Not any more. Today’s acts – wary of fickle fans and short attention spans – are pumping out albums in quick succession so as not to lose the spotlight to someone else.
“Unfortunately right now, you have to just hit while you’re hot,” said teen pop starlet Jessica Simpson, who released her self-titled second album in June, a year and a half after her debut disc, “Sweet Kisses.”
“You never know what’s going to happen a year from now, you know what I mean?”
Teen pop acts seem to be most aware of the risk. Singer Mandy Moore recently released her third album in two years; Britney Spears will have a new album this fall, a little more than a year after her best-selling “Oops… I Did It Again” – which came about a year and a half after her debut, “… Baby One More Time.”
Jive Records, which represents Spears, ‘N Sync and the Backstreet Boys, has become the model for nearly nonstop marketing. The label’s president, Barry Weiss, said the trend really began with rap acts, who churned out albums almost yearly and collaborated with other artists in the meantime to remain in the public eye.
Rapper Jay-Z, for example, has put out three albums in the past three years.
“I think it’s incumbent on any good artist… to make sure that they have a high frequency of releases,” he said. “While you’re hot, stay in the public’s face as much as possible.”
Weiss insists that artistic concerns are still paramount, and that Jive holds discs until it feels they are strong enough to release.

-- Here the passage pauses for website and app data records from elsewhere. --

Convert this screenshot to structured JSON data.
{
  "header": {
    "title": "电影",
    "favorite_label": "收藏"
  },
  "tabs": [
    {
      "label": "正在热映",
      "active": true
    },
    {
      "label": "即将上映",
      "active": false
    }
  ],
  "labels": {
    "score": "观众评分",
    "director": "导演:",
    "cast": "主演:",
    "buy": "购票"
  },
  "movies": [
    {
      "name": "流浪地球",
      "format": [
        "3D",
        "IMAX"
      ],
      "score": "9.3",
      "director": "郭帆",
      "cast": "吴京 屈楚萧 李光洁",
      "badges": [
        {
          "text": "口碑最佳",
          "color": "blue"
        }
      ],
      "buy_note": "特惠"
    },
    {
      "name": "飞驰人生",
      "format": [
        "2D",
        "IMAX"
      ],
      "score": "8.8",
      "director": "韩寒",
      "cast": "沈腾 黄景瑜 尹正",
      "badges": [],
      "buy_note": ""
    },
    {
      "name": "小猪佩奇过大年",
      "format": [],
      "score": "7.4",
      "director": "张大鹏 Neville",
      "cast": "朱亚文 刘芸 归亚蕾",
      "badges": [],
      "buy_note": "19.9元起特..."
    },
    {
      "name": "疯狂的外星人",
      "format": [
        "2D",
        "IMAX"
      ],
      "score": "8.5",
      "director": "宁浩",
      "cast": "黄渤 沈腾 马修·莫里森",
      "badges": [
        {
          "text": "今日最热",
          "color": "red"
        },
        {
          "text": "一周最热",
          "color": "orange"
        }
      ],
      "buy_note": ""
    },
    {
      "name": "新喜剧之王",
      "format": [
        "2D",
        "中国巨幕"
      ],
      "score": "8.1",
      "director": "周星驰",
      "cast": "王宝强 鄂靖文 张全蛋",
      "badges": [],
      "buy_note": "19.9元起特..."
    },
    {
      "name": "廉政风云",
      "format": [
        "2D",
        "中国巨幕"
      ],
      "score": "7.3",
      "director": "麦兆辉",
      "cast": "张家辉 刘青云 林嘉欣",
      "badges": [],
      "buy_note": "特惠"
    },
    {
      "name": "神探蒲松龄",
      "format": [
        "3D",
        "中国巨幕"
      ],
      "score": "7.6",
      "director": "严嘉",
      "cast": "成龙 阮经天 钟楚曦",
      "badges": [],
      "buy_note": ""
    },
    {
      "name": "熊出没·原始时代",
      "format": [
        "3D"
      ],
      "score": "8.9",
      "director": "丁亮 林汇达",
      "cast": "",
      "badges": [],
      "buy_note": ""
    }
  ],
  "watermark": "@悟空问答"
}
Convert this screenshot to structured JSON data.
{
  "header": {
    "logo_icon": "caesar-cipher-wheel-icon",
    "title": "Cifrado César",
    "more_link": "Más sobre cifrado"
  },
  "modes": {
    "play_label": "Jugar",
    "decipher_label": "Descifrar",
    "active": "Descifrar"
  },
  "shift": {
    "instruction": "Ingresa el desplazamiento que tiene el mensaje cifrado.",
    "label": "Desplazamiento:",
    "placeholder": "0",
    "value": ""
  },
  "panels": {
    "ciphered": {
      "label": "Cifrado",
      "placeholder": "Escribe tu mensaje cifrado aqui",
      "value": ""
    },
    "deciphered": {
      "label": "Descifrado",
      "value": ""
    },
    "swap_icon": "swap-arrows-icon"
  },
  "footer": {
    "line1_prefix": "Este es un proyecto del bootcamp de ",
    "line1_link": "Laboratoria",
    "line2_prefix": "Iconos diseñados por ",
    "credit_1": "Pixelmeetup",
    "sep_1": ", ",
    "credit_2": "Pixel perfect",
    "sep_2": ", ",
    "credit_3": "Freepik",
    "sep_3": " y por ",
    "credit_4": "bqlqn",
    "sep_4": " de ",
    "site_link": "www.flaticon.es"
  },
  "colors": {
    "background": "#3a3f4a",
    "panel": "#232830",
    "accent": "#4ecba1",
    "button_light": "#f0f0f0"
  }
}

‘N Sync released its third album, “Celebrity,” this week, a little more than a year after its “No Strings Attached” debuted to record sales of 2.4 million in its first week. In the interim, the group has been everywhere: on MTV, on two tours, at the Super Bowl, on countless magazine covers.
In the past, the industry worried that too much publicity might create a backlash. So far, there’s no sign of that for ‘N Sync: Early reports say “Celebrity” may approach first-week sales equal to its predecessor.

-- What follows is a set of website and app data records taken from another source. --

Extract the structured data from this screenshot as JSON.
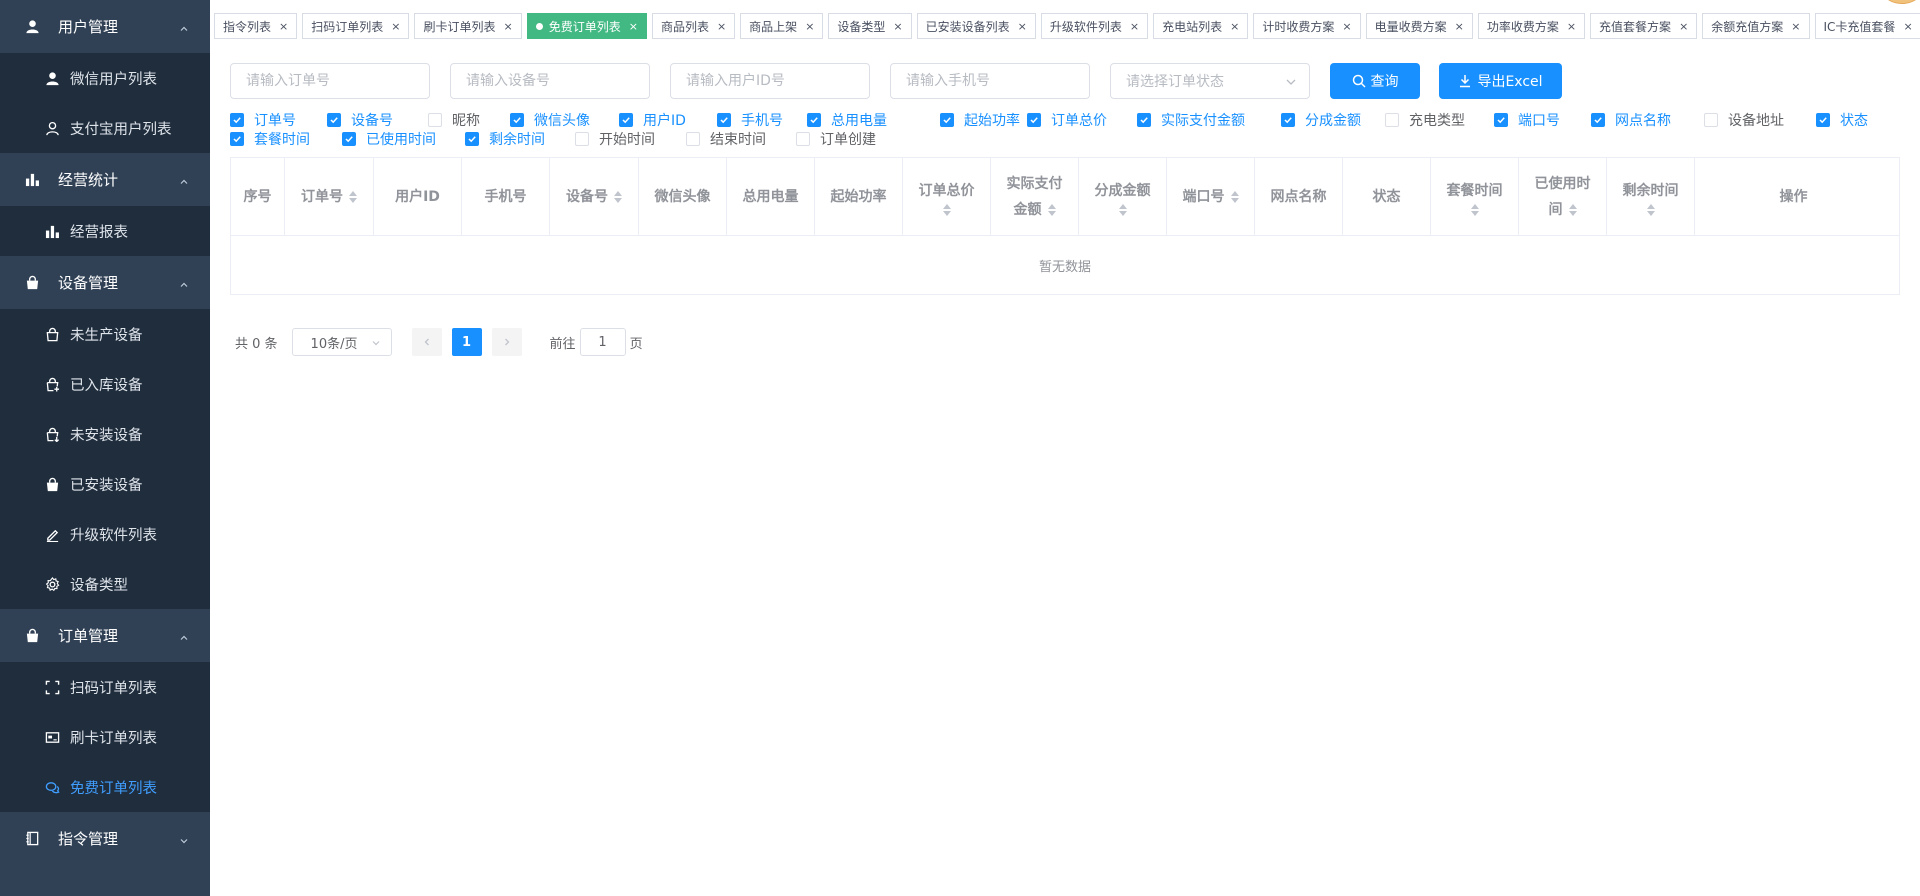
{
  "sidebar": {
    "groups": [
      {
        "title": "用户管理",
        "icon": "user-icon",
        "items": [
          {
            "label": "微信用户列表",
            "icon": "user-icon"
          },
          {
            "label": "支付宝用户列表",
            "icon": "user-outline-icon"
          }
        ]
      },
      {
        "title": "经营统计",
        "icon": "bar-chart-icon",
        "items": [
          {
            "label": "经营报表",
            "icon": "bar-chart-icon"
          }
        ]
      },
      {
        "title": "设备管理",
        "icon": "bag-icon",
        "items": [
          {
            "label": "未生产设备",
            "icon": "bag-outline-icon"
          },
          {
            "label": "已入库设备",
            "icon": "bag-plus-icon"
          },
          {
            "label": "未安装设备",
            "icon": "bag-minus-icon"
          },
          {
            "label": "已安装设备",
            "icon": "bag-icon"
          },
          {
            "label": "升级软件列表",
            "icon": "pencil-icon"
          },
          {
            "label": "设备类型",
            "icon": "gear-icon"
          }
        ]
      },
      {
        "title": "订单管理",
        "icon": "bag-icon",
        "items": [
          {
            "label": "扫码订单列表",
            "icon": "scan-icon"
          },
          {
            "label": "刷卡订单列表",
            "icon": "card-icon"
          },
          {
            "label": "免费订单列表",
            "icon": "free-order-icon",
            "active": true
          }
        ]
      },
      {
        "title": "指令管理",
        "icon": "notebook-icon",
        "items": []
      }
    ]
  },
  "tags": [
    {
      "label": "指令列表"
    },
    {
      "label": "扫码订单列表"
    },
    {
      "label": "刷卡订单列表"
    },
    {
      "label": "免费订单列表",
      "active": true
    },
    {
      "label": "商品列表"
    },
    {
      "label": "商品上架"
    },
    {
      "label": "设备类型"
    },
    {
      "label": "已安装设备列表"
    },
    {
      "label": "升级软件列表"
    },
    {
      "label": "充电站列表"
    },
    {
      "label": "计时收费方案"
    },
    {
      "label": "电量收费方案"
    },
    {
      "label": "功率收费方案"
    },
    {
      "label": "充值套餐方案"
    },
    {
      "label": "余额充值方案"
    },
    {
      "label": "IC卡充值套餐"
    }
  ],
  "filters": {
    "order_no_placeholder": "请输入订单号",
    "device_no_placeholder": "请输入设备号",
    "user_id_placeholder": "请输入用户ID号",
    "phone_placeholder": "请输入手机号",
    "status_placeholder": "请选择订单状态",
    "query_label": "查询",
    "export_label": "导出Excel"
  },
  "columns_toggle": [
    {
      "label": "订单号",
      "checked": true
    },
    {
      "label": "设备号",
      "checked": true
    },
    {
      "label": "昵称",
      "checked": false
    },
    {
      "label": "微信头像",
      "checked": true
    },
    {
      "label": "用户ID",
      "checked": true
    },
    {
      "label": "手机号",
      "checked": true
    },
    {
      "label": "总用电量",
      "checked": true
    },
    {
      "label": "起始功率",
      "checked": true
    },
    {
      "label": "订单总价",
      "checked": true
    },
    {
      "label": "实际支付金额",
      "checked": true
    },
    {
      "label": "分成金额",
      "checked": true
    },
    {
      "label": "充电类型",
      "checked": false
    },
    {
      "label": "端口号",
      "checked": true
    },
    {
      "label": "网点名称",
      "checked": true
    },
    {
      "label": "设备地址",
      "checked": false
    },
    {
      "label": "状态",
      "checked": true
    },
    {
      "label": "套餐时间",
      "checked": true
    },
    {
      "label": "已使用时间",
      "checked": true
    },
    {
      "label": "剩余时间",
      "checked": true
    },
    {
      "label": "开始时间",
      "checked": false
    },
    {
      "label": "结束时间",
      "checked": false
    },
    {
      "label": "订单创建",
      "checked": false
    }
  ],
  "table": {
    "headers": [
      {
        "lines": [
          "序号"
        ],
        "sortable": false
      },
      {
        "lines": [
          "订单号"
        ],
        "sortable": true
      },
      {
        "lines": [
          "用户ID"
        ],
        "sortable": false
      },
      {
        "lines": [
          "手机号"
        ],
        "sortable": false
      },
      {
        "lines": [
          "设备号"
        ],
        "sortable": true
      },
      {
        "lines": [
          "微信头像"
        ],
        "sortable": false
      },
      {
        "lines": [
          "总用电量"
        ],
        "sortable": false
      },
      {
        "lines": [
          "起始功率"
        ],
        "sortable": false
      },
      {
        "lines": [
          "订单总价"
        ],
        "sortable": true,
        "sort_below": true
      },
      {
        "lines": [
          "实际支付",
          "金额"
        ],
        "sortable": true
      },
      {
        "lines": [
          "分成金额"
        ],
        "sortable": true,
        "sort_below": true
      },
      {
        "lines": [
          "端口号"
        ],
        "sortable": true
      },
      {
        "lines": [
          "网点名称"
        ],
        "sortable": false
      },
      {
        "lines": [
          "状态"
        ],
        "sortable": false
      },
      {
        "lines": [
          "套餐时间"
        ],
        "sortable": true,
        "sort_below": true
      },
      {
        "lines": [
          "已使用时",
          "间"
        ],
        "sortable": true
      },
      {
        "lines": [
          "剩余时间"
        ],
        "sortable": true,
        "sort_below": true
      },
      {
        "lines": [
          "操作"
        ],
        "sortable": false
      }
    ],
    "empty_text": "暂无数据"
  },
  "pagination": {
    "total_text": "共 0 条",
    "page_size": "10条/页",
    "current_page": "1",
    "goto_prefix": "前往",
    "goto_value": "1",
    "goto_suffix": "页"
  },
  "colors": {
    "sidebar_bg": "#304156",
    "submenu_bg": "#1f2d3d",
    "primary": "#1890ff",
    "active_tag": "#42b983"
  }
}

“The ‘N Syncs of the world… they know the clock is running,” said Alan Light, editor of Spin magazine. “You can’t be a boy band forever, so you’ve gotta go for everything that you’re able to get for that time.”

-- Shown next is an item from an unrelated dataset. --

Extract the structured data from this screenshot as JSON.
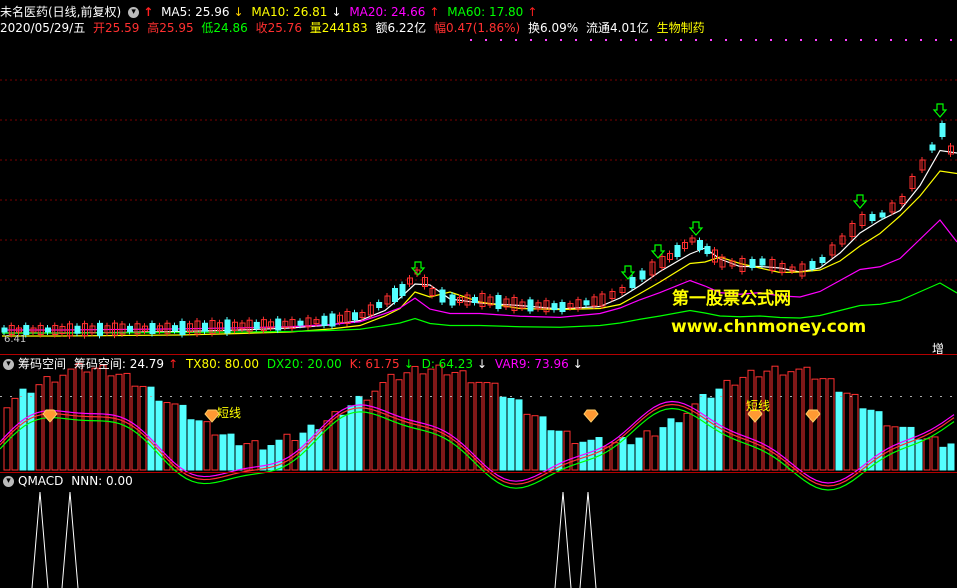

The Backstreet Boys can attest to that. When they released the album “Millennium” in May 1999, they were the reigning boy band and sold what was then an unprecedented 1.1 million records in the disc’s first week.
When “Millennium” began to fade in 2000, ‘N Sync picked up the baton and ran with it. Backstreet, on tour for part of 2000, kept a lower profile. When they released the follow-up “Black & Blue” last November, even though it bested “Millennium’s” first-week sales it didn’t match “No Strings Attached.”
“In the current marketplace, artists really can’t stay away too long because there doesn’t seem to be a lot of fan loyalty,” said Arista Records President Antonio “L.A.” Reid.
That’s the explanation Destiny’s Child gives for their constant presence on the airwaves. They released their first, self-titled album in 1998, spawning the hit “No No No, Part I.” A year later, “The Writing’s on the Wall” was released, and hits like “Say My Name,” “Bills, Bills, Bills” and “Bug A Boo” kept it hot for most of 2000.
The group’s status surged even more when their single from the “Charlie’s Angels” soundtrack, “Independent Women Part I,” stayed at No. 1 for weeks. Grammy wins kept them in the spotlight, and when “Independent Women” started to fall off, the title track from their new album, “Survivor,” was making its run at an eventual No. 1 spot. Their latest single, “Bootylicious,” will appear on next week’s chart at No. 1, too.
The group was so busy that it had only five days to prepare for a headlining gig on the current MTV “TRL” tour.
“Mentally, we’re at the point where we need a break,” Beyonce Knowles acknowledged.
In the 1950s and ’60s, artists like the Beatles often put out two, sometimes three albums a year. That changed for awhile when record companies started putting more focus on a record’s artistic merit, Light said.
“As artists were more viewed as artists, they were given more time and more freedom and more time to make a record,” he said.
With today’s expanded media outlets and broad demand for entertainment, things have swung back again.
Simpson, also on the “TRL” tour, admitted to a little fatigue as well. But she’s not so tired that she’d give up her moment in the public eye.
“It gets tiring, but it’s too exciting,” she said. “My life is so, ‘I gotta do this, I gotta do that’ – that’s what I’m used to.”